Stranger still along the coral-lined trail: tokens and small treasures lay about at odd intervals. Silver tokens here, blue-and-white marbles there, a tin marked ‘Fun Fun Fun’ in the crook of one tree, a twenty and some baubles in the opening of another. At one point we found an Easter egg, this Monday before Good Friday. Continue reading Poisonwood

33 Inches for Kerouac

At CVS today I bought one item. One. Doesn’t matter what. When the purchase was finalized, the cashier handed me the receipt.

Guess how long that sucker was.

Some of this is necessary, perhaps. Now I know I was served by a person named Reina. Hi Reina. Phone number, store address, price paid plus taxes (the total came to $9.32).

If I were a modern day Jack Kerouac I suppose I’d cook my Sudaphedrine into something more exciting, wind the fresh 33 inches of scroll into my portable Underwood Royal Standard and bang out the next great road-novel-as-jazz-symphony, then die an early death wrinkled, fat, and forgotten ’til years hence.

I’m not Jack.

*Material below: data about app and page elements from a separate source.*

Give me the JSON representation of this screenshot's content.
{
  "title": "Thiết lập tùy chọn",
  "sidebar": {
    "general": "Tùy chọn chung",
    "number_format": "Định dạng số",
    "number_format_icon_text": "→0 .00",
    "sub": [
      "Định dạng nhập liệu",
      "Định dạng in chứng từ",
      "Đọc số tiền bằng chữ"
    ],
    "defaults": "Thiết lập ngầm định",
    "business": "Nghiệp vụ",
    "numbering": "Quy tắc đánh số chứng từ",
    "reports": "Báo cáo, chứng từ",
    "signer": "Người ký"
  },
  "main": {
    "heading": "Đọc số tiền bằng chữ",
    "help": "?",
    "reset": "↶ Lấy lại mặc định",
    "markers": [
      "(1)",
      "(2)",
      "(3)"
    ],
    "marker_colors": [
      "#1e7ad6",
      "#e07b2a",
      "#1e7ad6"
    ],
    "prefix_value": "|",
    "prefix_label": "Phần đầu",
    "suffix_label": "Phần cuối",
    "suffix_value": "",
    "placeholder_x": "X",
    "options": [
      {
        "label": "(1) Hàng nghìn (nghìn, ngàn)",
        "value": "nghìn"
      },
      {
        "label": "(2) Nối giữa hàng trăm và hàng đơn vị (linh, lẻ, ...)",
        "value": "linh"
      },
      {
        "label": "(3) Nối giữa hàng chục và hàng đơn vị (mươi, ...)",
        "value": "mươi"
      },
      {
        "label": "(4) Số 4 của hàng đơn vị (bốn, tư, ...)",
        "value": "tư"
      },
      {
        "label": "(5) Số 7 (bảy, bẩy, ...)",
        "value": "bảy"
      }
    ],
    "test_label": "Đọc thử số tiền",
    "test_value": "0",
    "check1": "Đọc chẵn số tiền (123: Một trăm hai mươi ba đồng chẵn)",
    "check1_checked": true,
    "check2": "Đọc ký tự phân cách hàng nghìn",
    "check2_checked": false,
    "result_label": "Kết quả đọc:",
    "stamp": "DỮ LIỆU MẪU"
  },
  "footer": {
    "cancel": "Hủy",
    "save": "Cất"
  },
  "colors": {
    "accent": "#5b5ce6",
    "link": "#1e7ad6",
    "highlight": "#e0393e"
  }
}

Instead I scrutinized this fascinating 3-foot evidence of my purchase. Turns out its a list of admonitions and rules:

Pick up your Easter Essentials!
Returns with receipt before 6/5/17.
Try this gentle mist for powerful allergy relief today.
$12 off your next $60 purchase (pseudo ephedrine and milk excluded).
$1 of $7 coffee & tea (excludes beverages)????!
Extra Care card required.
$1.50 off Greeting Cards—make someone’s day!

Holy shit.

At Giant next door I bought 3 items and the receipt was only 22 inches long.

Pass the typewriter. I’ve got work to do. The world’s gone mad and there’s only one way to escape.

Murder and the Father of American Diplomacy

We all know Ben Franklin as one of the nation’s earliest Renaissance Men: scientist, printer, writer, businessman, scholar, politician, diplomat. Fireman. In David R. Andresen’s short mystery Murder in a Blue Moon Ben takes a break from his more gentlemanly pursuits, such as chess, to solve a serial murder in Philadelphia.

It’s fall of 1752, the American Experiment still a quarter century from Independence. Constable Geoffrey Hunter turns to his friend over glasses of Madeira to mull the facts of a case involving prostitutes with broken necks and surprised looks on their faces.

The short mystery develops quickly, clues tying the mystery together sparse, the time between each murder so great they go undetected for nearly a decade. The narrative style befits the times. We take our modern P.I. and dial the voice back to the 18th Century. Andresen succeeds at doing this without slowing the yarn or making it stumble:

I’m not known for being a quiet man, but much of my work required discretion and the rest was so much a simple litany of common greed, sin, and sheer folly that I found it best to spare him and me the despair and disgust so many of my duties as Constable entailed.

When our good Constable does unburden his heart of the details of his case,  it requires the author of Poor Richard’s Almanac to put this puzzle together.

An imaginative slice of early American life that’s a tad more lurid than average, Murder in a Blue Moon is a quick, entertaining read.

House of Cards, Sleight of Hand

Think the opening credits for House of Cards is just some anodyne tour around the nation’s capital? Not so.

One minute into the 90 second clip the camera pans desolate tracks. It’s night. All is still, the music foreboding. A locomotive blows through timed to a sudden guitar chord—sound and vision merged for a dramatic second before the tracks go empty again. The music pulses low and ominous.

Soon after a horn peels in martial tone, saluting the statue of General Grant high up on his horse. The horn and military man work in concert unifying sound and image.

The audio buzzes in hellish frenzy. The screen zeroes on a shadowy demon (the statue is Thales, a philosopher-electrician, not the devil but demonic nonetheless). Sound and vision subtly collude in these final seconds, producing certainty that what follows will be the cold calculations of evil minds, deceptions making an inhuman city a place of dread. Continue reading House of Cards, Sleight of Hand